- 1 The Constitutionalist Idiom
- 2 Narrating Liberty’s Defence
- T. J. Wooler and the Law
- 3 Understanding the Cap of Liberty
- Symbolic Practice and Social Conflict in Early-Nineteenth-Century England
- 4 Reason’s Republic
- Richard Carlile, Zetetic Culture, and Infidel Stylistics
- 5 Rituals of Solidarity
- Radical Dining, Toasting, and Symbolic Expression
James Epstein – Radical ExpressionPolitical Language, Ritual, and Symbol in England, 1790-1850
Exploring a set of related themes dealing with popular radical language, ideology, and communication in late eighteenth-century and early nineteenth-century England, Radical Expression re-examines the rhetoric of popular constitutionalism and the associated repertoire of constitutionalist mobilization.
James Epstein argues that, despite the impulses of the French revolution, popular constitutionalism remained the dominant idiom within which radicals framed their democratic demands. The constitutionalist idiom was a “shared” cultural inheritance, a “master fiction” defining England’s place in the universe of nations. It was for this reason that radicals struggled to appropriate its language, to give their own accent to its central terms and to tell the “real” story of the nation’s constitutional past.

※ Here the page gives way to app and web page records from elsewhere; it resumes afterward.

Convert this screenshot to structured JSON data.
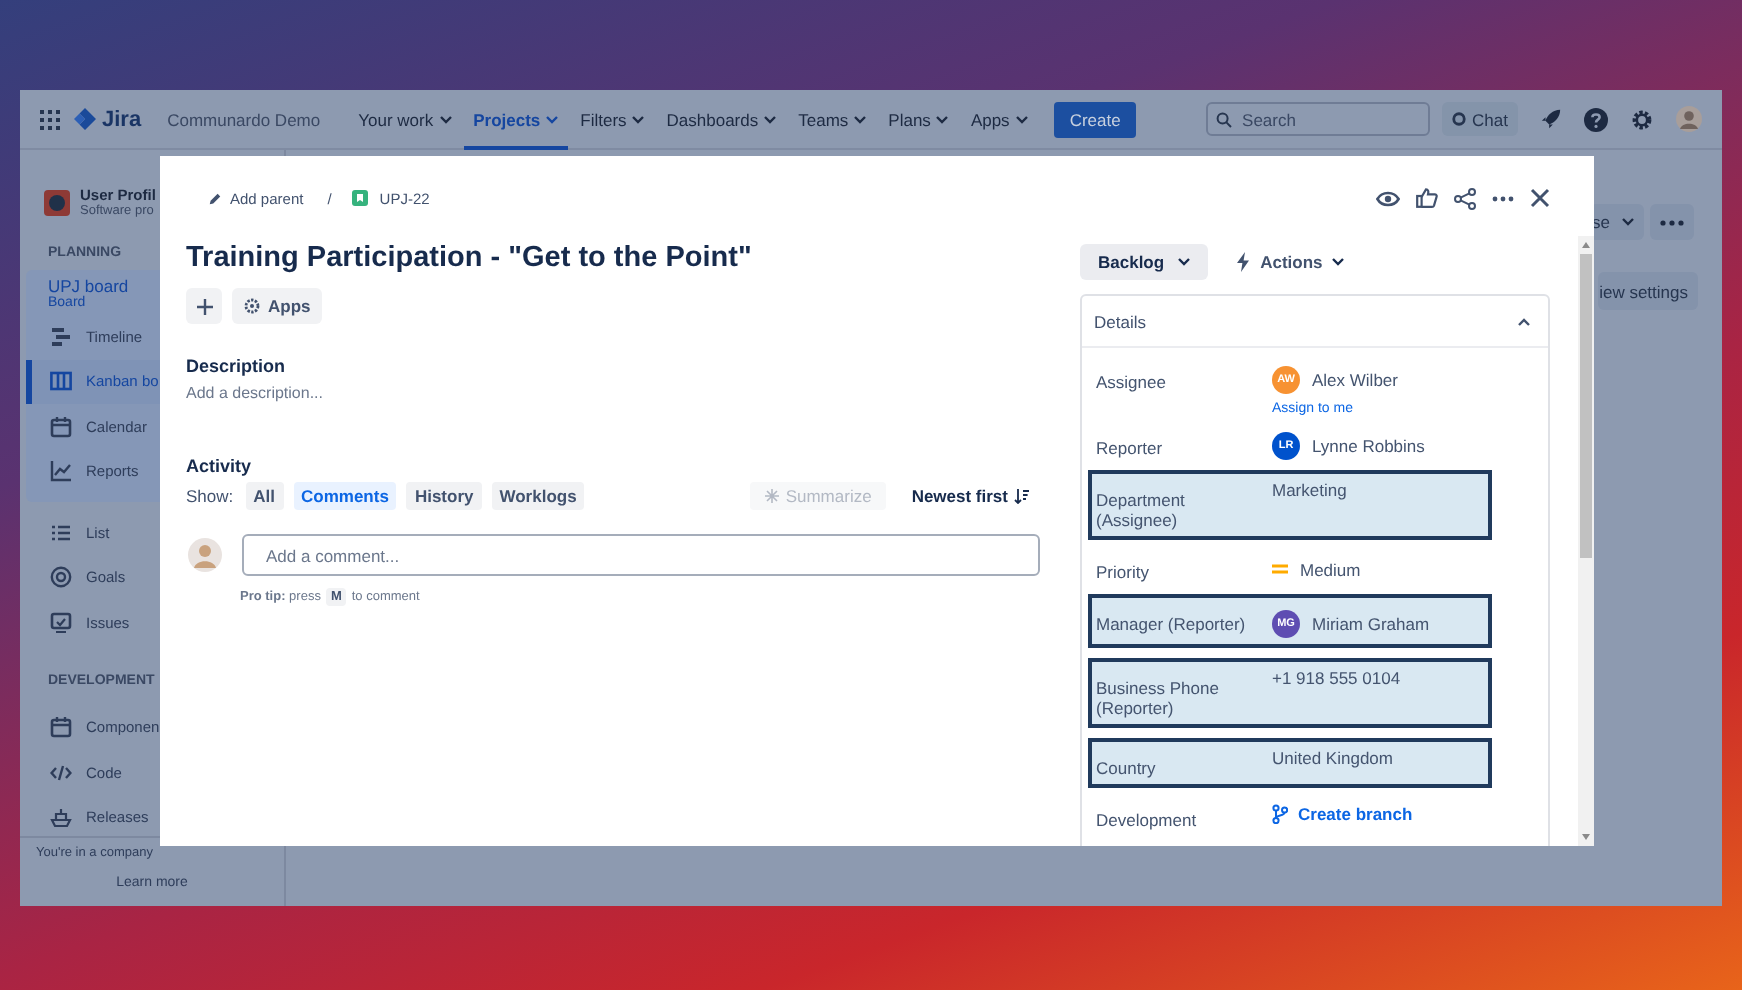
{
  "nav": {
    "product": "Jira",
    "site": "Communardo Demo",
    "menus": [
      {
        "label": "Your work",
        "selected": false
      },
      {
        "label": "Projects",
        "selected": true
      },
      {
        "label": "Filters",
        "selected": false
      },
      {
        "label": "Dashboards",
        "selected": false
      },
      {
        "label": "Teams",
        "selected": false
      },
      {
        "label": "Plans",
        "selected": false
      },
      {
        "label": "Apps",
        "selected": false
      }
    ],
    "create": "Create",
    "search": {
      "placeholder": "Search"
    },
    "chat": "Chat"
  },
  "sidebar": {
    "project": {
      "name": "User Profil",
      "type": "Software pro"
    },
    "sections": [
      {
        "heading": "PLANNING",
        "board": {
          "name": "UPJ board",
          "type": "Board"
        },
        "items": [
          {
            "label": "Timeline",
            "selected": false
          },
          {
            "label": "Kanban bo",
            "selected": true
          },
          {
            "label": "Calendar",
            "selected": false
          },
          {
            "label": "Reports",
            "selected": false
          }
        ]
      },
      {
        "items": [
          {
            "label": "List",
            "selected": false
          },
          {
            "label": "Goals",
            "selected": false
          },
          {
            "label": "Issues",
            "selected": false
          }
        ]
      },
      {
        "heading": "DEVELOPMENT",
        "items": [
          {
            "label": "Componen",
            "selected": false
          },
          {
            "label": "Code",
            "selected": false
          },
          {
            "label": "Releases",
            "selected": false
          }
        ]
      }
    ],
    "notice": "You're in a company",
    "link": "Learn more"
  },
  "board_toolbar": {
    "menu_button": "se",
    "settings_button": "iew settings"
  },
  "issue": {
    "breadcrumb": {
      "parent": "Add parent",
      "separator": "/",
      "key": "UPJ-22"
    },
    "title": "Training Participation - \"Get to the Point\"",
    "apps_button": "Apps",
    "description": {
      "heading": "Description",
      "placeholder": "Add a description..."
    },
    "activity": {
      "heading": "Activity",
      "show_label": "Show:",
      "filters": [
        {
          "label": "All",
          "selected": false
        },
        {
          "label": "Comments",
          "selected": true
        },
        {
          "label": "History",
          "selected": false
        },
        {
          "label": "Worklogs",
          "selected": false
        }
      ],
      "summarize": {
        "label": "Summarize",
        "disabled": true
      },
      "sort": "Newest first",
      "comment": {
        "placeholder": "Add a comment..."
      },
      "pro_tip": {
        "lead": "**Pro tip:** press",
        "key": "M",
        "rest": "to comment"
      }
    },
    "status": "Backlog",
    "actions": "Actions",
    "details": {
      "heading": "Details",
      "expanded": true,
      "fields": [
        {
          "kind": "person",
          "label": "Assignee",
          "value": "Alex Wilber",
          "initials": "AW",
          "color": "#f79232",
          "action": "Assign to me",
          "highlighted": false
        },
        {
          "kind": "person",
          "label": "Reporter",
          "value": "Lynne Robbins",
          "initials": "LR",
          "color": "#0052cc",
          "highlighted": false
        },
        {
          "kind": "text",
          "label": "Department (Assignee)",
          "value": "Marketing",
          "highlighted": true
        },
        {
          "kind": "priority",
          "label": "Priority",
          "value": "Medium",
          "highlighted": false
        },
        {
          "kind": "person",
          "label": "Manager (Reporter)",
          "value": "Miriam Graham",
          "initials": "MG",
          "color": "#5e4db2",
          "highlighted": true
        },
        {
          "kind": "text",
          "label": "Business Phone (Reporter)",
          "value": "+1 918 555 0104",
          "highlighted": true
        },
        {
          "kind": "text",
          "label": "Country",
          "value": "United Kingdom",
          "highlighted": true
        },
        {
          "kind": "link",
          "label": "Development",
          "value": "Create branch",
          "highlighted": false
        }
      ]
    }
  }
}
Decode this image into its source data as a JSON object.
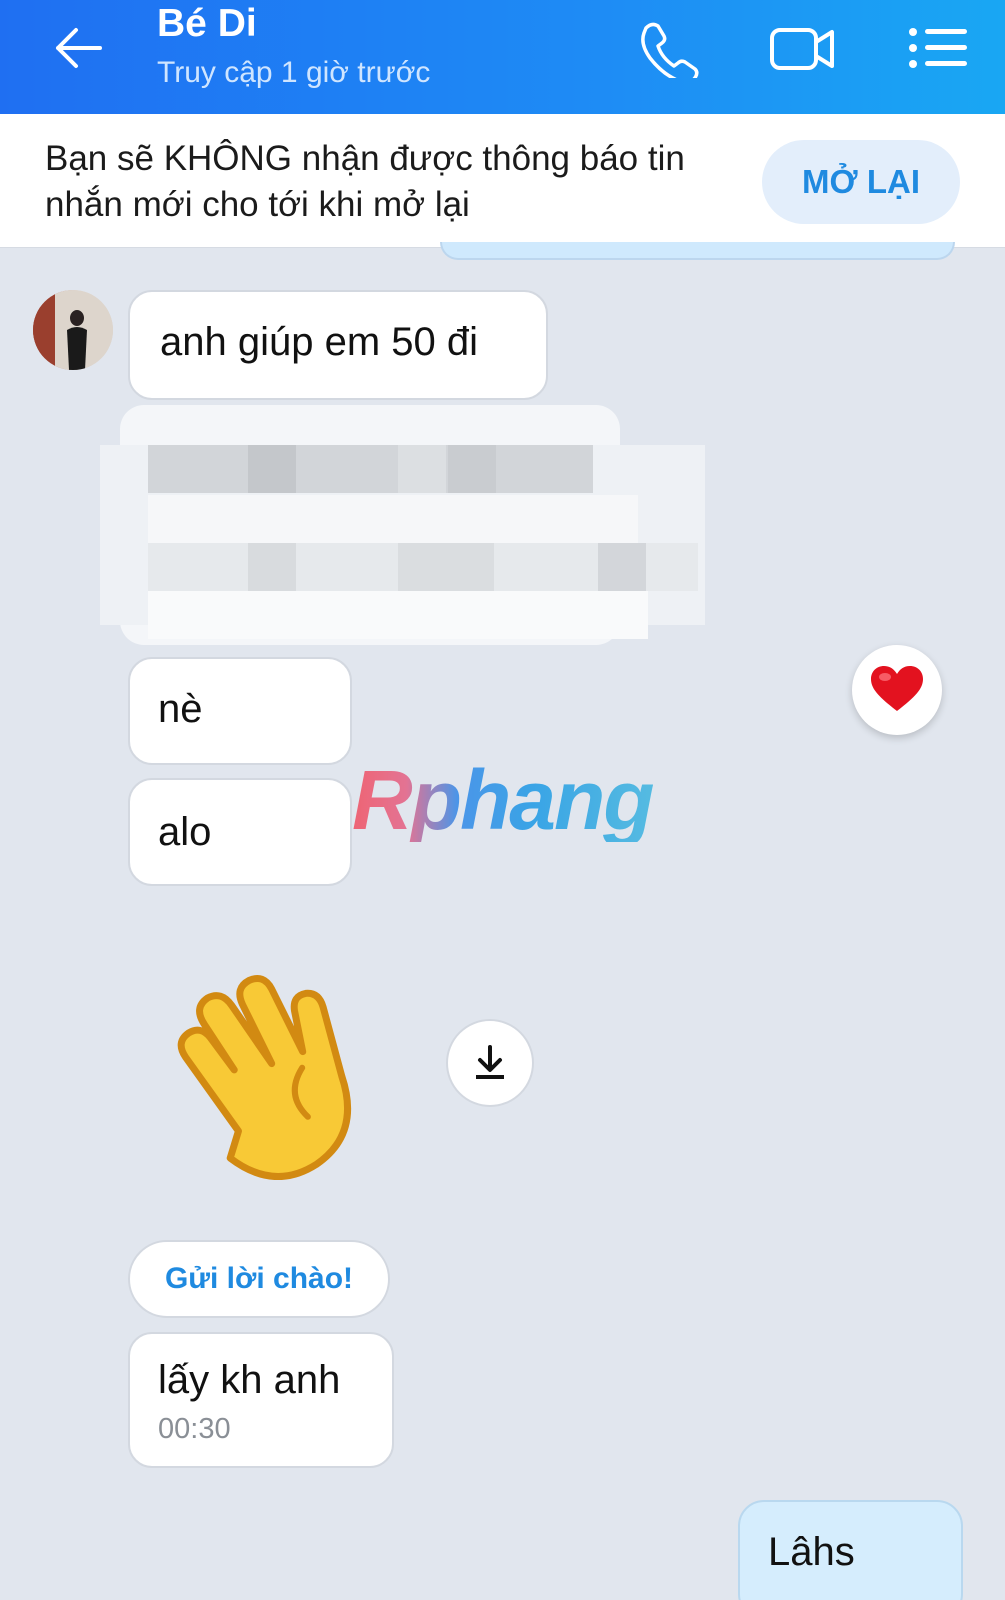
{
  "header": {
    "title": "Bé Di",
    "status": "Truy cập 1 giờ trước",
    "background_colors": [
      "#1f6ff2",
      "#19a7f3"
    ],
    "icons": [
      "back-arrow-icon",
      "phone-icon",
      "video-camera-icon",
      "menu-list-icon"
    ]
  },
  "notice": {
    "text": "Bạn sẽ KHÔNG nhận được thông báo tin nhắn mới cho tới khi mở lại",
    "button_label": "MỞ LẠI"
  },
  "messages": {
    "m1": "anh giúp em 50 đi",
    "m2": "nè",
    "m3": "alo",
    "reaction_icon": "heart-icon",
    "sticker_icon": "waving-hand-icon",
    "greet_label": "Gửi lời chào!",
    "m4": "lấy kh anh",
    "m4_time": "00:30",
    "sent_text": "Lâhs"
  },
  "watermark": {
    "text": "Rphang"
  }
}
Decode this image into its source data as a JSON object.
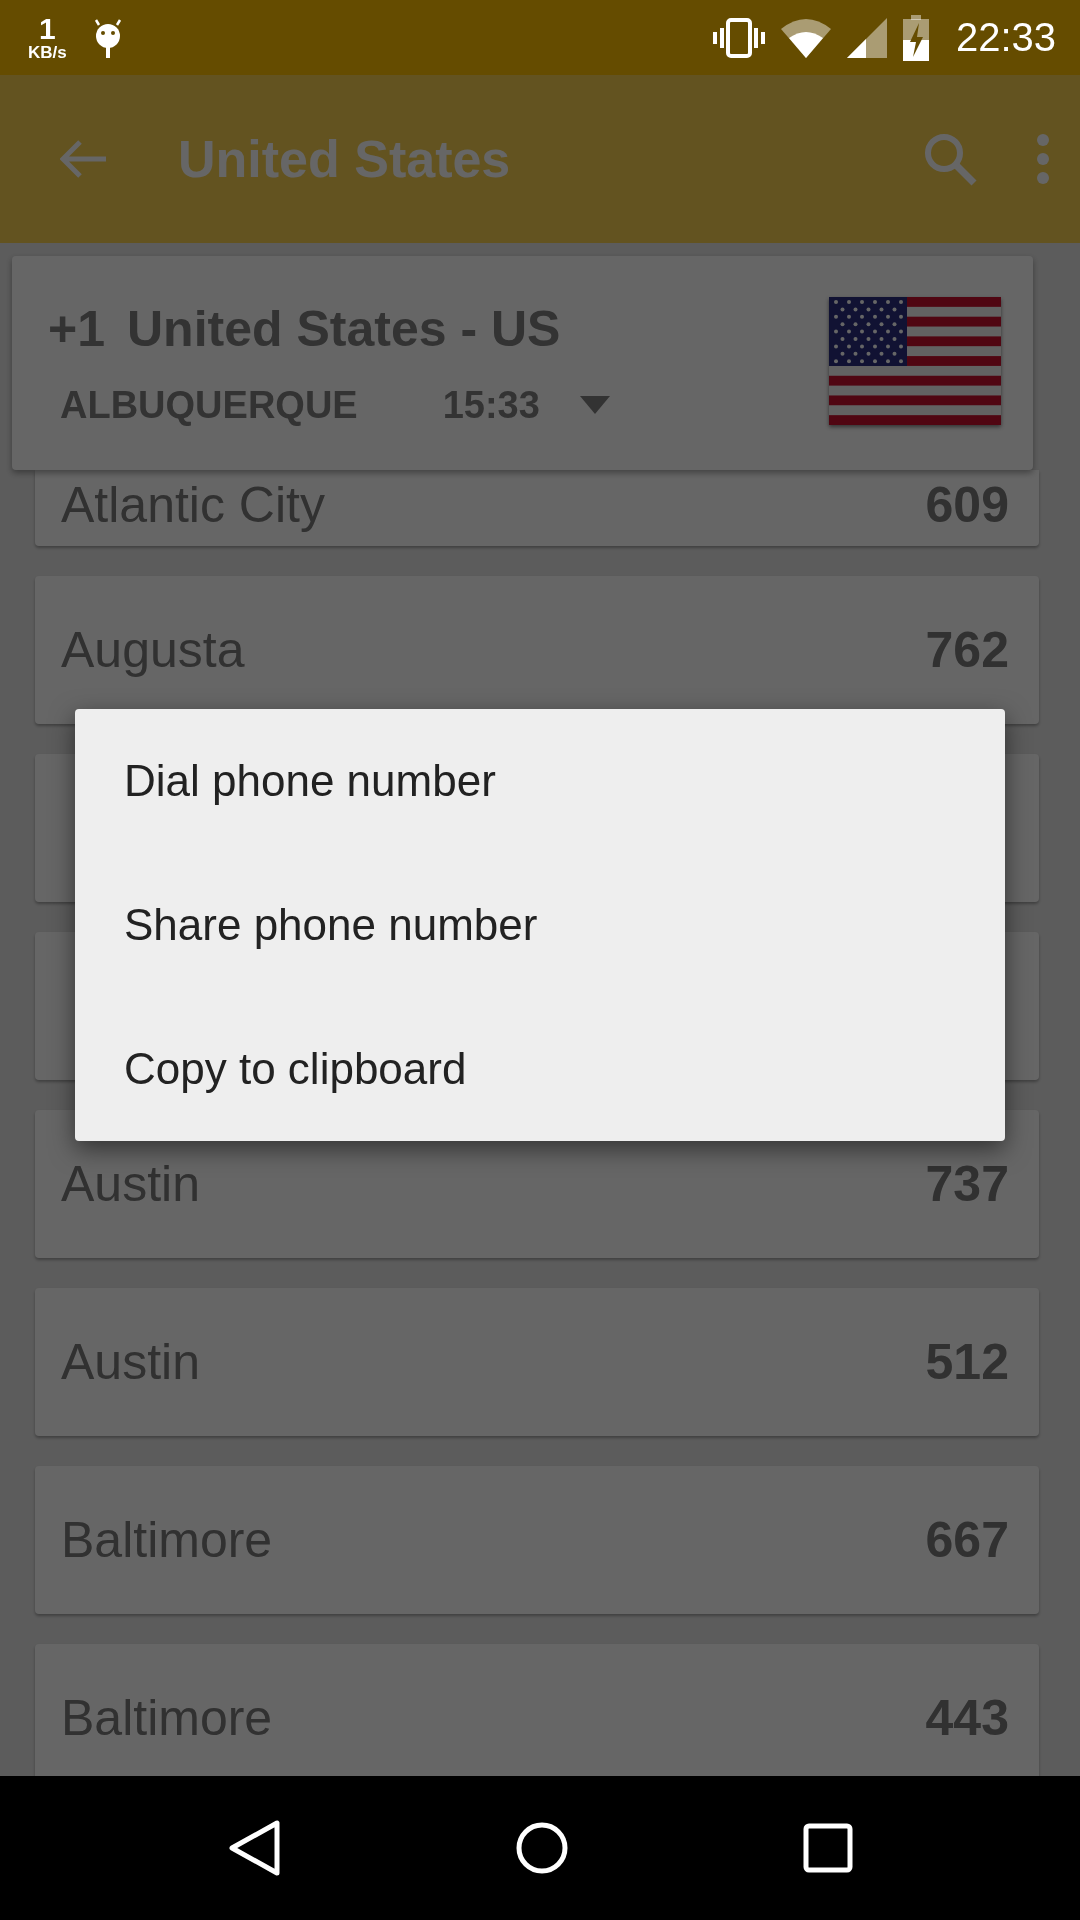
{
  "status_bar": {
    "speed_value": "1",
    "speed_unit": "KB/s",
    "time": "22:33"
  },
  "app_bar": {
    "title": "United States"
  },
  "country_card": {
    "dial_code": "+1",
    "country": "United States - US",
    "city": "ALBUQUERQUE",
    "time": "15:33"
  },
  "list": [
    {
      "kind": "clipped",
      "name": "Atlantic City",
      "code": "609"
    },
    {
      "kind": "row",
      "name": "Augusta",
      "code": "762"
    },
    {
      "kind": "covered"
    },
    {
      "kind": "covered"
    },
    {
      "kind": "row",
      "name": "Austin",
      "code": "737"
    },
    {
      "kind": "row",
      "name": "Austin",
      "code": "512"
    },
    {
      "kind": "row",
      "name": "Baltimore",
      "code": "667"
    },
    {
      "kind": "row",
      "name": "Baltimore",
      "code": "443"
    }
  ],
  "dialog": {
    "items": [
      "Dial phone number",
      "Share phone number",
      "Copy to clipboard"
    ]
  }
}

Epstein places particular emphasis on the symbolic and ritual elements within popular radicalism, including chapters on the dense web of meanings associated with the cap of liberty and the rituals of radical commemoration, toasting, and dining. As a counterpoint to the book’s emphasis on constitutionalist modes of argumentation and mobilization, the book also includes a sustained consideration of the language, culture, and style of plebeian rationalism.
Radical Expression makes an important contribution to discussions on the formation of political ideologies and communities of opinion.